▶ **Provided information**
--*--
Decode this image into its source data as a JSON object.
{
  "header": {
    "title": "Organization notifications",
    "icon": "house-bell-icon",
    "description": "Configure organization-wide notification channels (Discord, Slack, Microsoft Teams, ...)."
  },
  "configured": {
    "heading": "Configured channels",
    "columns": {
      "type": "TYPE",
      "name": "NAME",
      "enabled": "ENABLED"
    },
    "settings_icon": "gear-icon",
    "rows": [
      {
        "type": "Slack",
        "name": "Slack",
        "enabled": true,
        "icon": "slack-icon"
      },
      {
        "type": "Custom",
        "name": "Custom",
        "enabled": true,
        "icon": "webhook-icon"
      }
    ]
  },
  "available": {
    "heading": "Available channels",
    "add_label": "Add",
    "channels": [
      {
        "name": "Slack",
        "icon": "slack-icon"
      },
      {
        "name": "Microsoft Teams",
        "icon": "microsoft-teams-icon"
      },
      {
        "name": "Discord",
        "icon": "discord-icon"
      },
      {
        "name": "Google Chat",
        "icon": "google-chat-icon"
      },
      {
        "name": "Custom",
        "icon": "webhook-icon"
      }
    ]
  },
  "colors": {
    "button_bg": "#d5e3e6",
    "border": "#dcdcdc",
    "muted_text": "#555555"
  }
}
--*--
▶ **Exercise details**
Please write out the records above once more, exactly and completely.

▶ **Your solution**
Decode this image into its source data as a JSON object.
{
  "header": {
    "title": "Organization notifications",
    "icon": "house-bell-icon",
    "description": "Configure organization-wide notification channels (Discord, Slack, Microsoft Teams, ...)."
  },
  "configured": {
    "heading": "Configured channels",
    "columns": {
      "type": "TYPE",
      "name": "NAME",
      "enabled": "ENABLED"
    },
    "settings_icon": "gear-icon",
    "rows": [
      {
        "type": "Slack",
        "name": "Slack",
        "enabled": true,
        "icon": "slack-icon"
      },
      {
        "type": "Custom",
        "name": "Custom",
        "enabled": true,
        "icon": "webhook-icon"
      }
    ]
  },
  "available": {
    "heading": "Available channels",
    "add_label": "Add",
    "channels": [
      {
        "name": "Slack",
        "icon": "slack-icon"
      },
      {
        "name": "Microsoft Teams",
        "icon": "microsoft-teams-icon"
      },
      {
        "name": "Discord",
        "icon": "discord-icon"
      },
      {
        "name": "Google Chat",
        "icon": "google-chat-icon"
      },
      {
        "name": "Custom",
        "icon": "webhook-icon"
      }
    ]
  },
  "colors": {
    "button_bg": "#d5e3e6",
    "border": "#dcdcdc",
    "muted_text": "#555555"
  }
}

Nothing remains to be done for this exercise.